=== Exercise objective ===
Determine the number of lines in the following entries that hold the word "Most". Give only that number.

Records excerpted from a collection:
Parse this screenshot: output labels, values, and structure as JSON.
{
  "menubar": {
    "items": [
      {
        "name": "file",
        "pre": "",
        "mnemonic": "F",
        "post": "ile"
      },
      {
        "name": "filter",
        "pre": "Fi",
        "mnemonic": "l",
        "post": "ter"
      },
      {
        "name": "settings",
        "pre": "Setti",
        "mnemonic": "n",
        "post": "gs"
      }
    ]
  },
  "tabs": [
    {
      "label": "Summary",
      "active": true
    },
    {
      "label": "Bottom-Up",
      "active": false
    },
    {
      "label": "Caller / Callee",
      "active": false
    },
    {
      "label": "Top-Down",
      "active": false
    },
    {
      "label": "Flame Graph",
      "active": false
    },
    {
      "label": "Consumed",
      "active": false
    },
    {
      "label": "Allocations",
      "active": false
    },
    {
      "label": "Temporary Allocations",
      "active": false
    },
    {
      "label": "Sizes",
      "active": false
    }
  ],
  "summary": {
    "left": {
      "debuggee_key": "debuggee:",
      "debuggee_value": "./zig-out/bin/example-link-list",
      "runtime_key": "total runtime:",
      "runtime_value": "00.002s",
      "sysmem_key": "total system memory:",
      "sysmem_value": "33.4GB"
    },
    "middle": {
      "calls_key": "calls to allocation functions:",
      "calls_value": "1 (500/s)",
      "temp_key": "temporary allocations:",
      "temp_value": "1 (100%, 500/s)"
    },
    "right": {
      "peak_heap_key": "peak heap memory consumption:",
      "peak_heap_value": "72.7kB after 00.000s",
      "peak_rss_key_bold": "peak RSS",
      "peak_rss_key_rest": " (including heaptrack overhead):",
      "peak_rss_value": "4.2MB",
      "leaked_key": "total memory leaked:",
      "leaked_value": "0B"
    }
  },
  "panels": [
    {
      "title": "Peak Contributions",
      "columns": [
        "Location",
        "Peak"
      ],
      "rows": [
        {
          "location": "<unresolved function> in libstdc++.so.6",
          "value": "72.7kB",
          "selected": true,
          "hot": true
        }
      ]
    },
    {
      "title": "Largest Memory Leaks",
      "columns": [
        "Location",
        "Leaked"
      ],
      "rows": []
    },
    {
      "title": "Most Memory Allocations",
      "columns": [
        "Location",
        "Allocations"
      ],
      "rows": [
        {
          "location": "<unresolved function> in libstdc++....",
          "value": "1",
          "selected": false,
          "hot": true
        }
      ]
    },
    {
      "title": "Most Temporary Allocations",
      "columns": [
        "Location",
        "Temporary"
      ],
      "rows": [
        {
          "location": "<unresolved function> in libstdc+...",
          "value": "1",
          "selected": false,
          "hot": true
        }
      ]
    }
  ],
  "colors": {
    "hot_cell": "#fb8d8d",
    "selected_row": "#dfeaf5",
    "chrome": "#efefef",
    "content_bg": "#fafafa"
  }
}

=== Response ===
2